● **RECORDS SHOWN**
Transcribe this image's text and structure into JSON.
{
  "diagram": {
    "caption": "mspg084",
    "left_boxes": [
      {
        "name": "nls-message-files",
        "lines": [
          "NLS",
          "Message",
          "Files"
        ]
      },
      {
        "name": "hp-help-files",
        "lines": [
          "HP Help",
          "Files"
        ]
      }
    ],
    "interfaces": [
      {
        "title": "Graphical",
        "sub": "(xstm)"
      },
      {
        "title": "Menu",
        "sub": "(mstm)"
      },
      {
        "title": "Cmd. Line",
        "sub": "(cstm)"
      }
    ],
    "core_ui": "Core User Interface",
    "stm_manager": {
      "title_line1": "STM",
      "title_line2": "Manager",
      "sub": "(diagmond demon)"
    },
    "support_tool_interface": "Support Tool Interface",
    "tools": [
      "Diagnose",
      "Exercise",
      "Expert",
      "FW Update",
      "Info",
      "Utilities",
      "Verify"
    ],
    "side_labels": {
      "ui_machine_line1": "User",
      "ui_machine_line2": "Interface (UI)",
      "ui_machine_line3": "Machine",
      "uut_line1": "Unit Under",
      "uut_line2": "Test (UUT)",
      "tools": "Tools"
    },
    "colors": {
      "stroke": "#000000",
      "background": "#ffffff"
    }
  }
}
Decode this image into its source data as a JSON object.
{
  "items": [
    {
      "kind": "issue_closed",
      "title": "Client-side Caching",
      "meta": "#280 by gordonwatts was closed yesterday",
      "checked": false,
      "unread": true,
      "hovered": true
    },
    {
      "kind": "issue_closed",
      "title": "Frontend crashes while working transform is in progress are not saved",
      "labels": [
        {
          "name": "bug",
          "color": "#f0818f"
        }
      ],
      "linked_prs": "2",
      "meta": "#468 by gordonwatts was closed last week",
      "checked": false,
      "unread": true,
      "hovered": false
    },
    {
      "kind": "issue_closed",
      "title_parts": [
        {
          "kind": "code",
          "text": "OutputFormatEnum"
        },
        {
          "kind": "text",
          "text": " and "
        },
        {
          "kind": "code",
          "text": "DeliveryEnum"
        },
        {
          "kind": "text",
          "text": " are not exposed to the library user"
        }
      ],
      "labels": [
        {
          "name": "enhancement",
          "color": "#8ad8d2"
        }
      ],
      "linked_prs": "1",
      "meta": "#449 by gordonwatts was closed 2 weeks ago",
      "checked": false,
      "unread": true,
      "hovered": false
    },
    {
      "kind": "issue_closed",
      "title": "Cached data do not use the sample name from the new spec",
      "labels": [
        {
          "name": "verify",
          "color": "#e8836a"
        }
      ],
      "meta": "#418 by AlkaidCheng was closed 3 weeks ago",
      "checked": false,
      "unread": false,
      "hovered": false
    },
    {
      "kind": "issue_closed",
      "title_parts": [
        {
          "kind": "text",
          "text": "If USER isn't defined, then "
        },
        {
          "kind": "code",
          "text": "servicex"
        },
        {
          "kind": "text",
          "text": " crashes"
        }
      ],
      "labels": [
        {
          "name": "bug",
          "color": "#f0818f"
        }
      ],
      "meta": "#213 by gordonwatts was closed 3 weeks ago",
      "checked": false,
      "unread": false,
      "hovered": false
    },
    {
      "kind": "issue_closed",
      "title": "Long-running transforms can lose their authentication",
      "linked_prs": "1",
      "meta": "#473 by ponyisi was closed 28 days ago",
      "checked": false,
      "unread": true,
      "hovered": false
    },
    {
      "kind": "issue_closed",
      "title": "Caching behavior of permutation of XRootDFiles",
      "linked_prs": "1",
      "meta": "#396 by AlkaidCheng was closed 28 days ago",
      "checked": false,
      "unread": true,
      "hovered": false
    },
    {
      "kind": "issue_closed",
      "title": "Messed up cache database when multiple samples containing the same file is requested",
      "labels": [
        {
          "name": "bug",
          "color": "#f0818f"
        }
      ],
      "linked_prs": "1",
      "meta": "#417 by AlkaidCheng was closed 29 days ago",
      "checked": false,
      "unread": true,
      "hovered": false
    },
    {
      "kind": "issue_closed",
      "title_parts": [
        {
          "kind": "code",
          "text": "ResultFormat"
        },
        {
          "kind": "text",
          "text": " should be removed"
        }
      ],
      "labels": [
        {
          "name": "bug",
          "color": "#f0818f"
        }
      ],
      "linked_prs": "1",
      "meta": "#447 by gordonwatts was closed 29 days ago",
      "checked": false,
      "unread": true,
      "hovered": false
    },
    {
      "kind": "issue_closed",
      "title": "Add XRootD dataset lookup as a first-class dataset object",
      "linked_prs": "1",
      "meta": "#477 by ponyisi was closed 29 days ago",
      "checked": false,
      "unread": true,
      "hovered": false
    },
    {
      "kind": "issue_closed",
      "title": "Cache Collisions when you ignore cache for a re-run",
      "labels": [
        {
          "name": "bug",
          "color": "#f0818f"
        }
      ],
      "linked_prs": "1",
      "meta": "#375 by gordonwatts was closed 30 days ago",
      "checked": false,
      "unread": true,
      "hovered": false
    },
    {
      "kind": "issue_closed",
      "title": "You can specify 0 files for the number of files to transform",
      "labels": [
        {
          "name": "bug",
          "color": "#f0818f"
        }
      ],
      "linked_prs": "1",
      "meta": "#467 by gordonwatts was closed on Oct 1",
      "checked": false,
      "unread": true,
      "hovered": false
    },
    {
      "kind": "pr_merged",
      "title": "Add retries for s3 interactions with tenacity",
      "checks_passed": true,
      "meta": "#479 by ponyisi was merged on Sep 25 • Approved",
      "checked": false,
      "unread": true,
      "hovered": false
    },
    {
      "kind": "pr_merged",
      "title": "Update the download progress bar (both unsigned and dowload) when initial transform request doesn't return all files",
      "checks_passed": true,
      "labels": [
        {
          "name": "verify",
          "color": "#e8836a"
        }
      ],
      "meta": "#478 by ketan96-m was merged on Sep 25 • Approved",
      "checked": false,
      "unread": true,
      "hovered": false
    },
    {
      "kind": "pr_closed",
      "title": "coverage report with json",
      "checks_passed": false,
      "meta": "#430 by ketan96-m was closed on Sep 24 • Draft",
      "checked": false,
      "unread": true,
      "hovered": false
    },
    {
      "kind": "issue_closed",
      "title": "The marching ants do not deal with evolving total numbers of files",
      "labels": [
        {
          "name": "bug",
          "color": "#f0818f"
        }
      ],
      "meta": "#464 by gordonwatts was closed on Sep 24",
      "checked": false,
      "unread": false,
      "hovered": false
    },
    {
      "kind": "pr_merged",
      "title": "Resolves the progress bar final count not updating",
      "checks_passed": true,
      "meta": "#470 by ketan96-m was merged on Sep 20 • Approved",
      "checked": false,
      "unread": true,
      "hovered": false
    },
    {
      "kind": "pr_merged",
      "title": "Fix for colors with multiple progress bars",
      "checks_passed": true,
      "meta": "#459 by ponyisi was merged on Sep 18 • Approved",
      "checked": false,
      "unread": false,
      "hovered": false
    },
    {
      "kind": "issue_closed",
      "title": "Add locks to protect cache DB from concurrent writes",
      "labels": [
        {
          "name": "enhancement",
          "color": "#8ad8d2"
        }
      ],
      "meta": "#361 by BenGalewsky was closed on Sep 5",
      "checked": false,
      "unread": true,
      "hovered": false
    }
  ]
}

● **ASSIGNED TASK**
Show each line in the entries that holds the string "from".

● **REPLY**
      "title": "Cached data do not use the sample name from the new spec",
      "title": "Add locks to protect cache DB from concurrent writes",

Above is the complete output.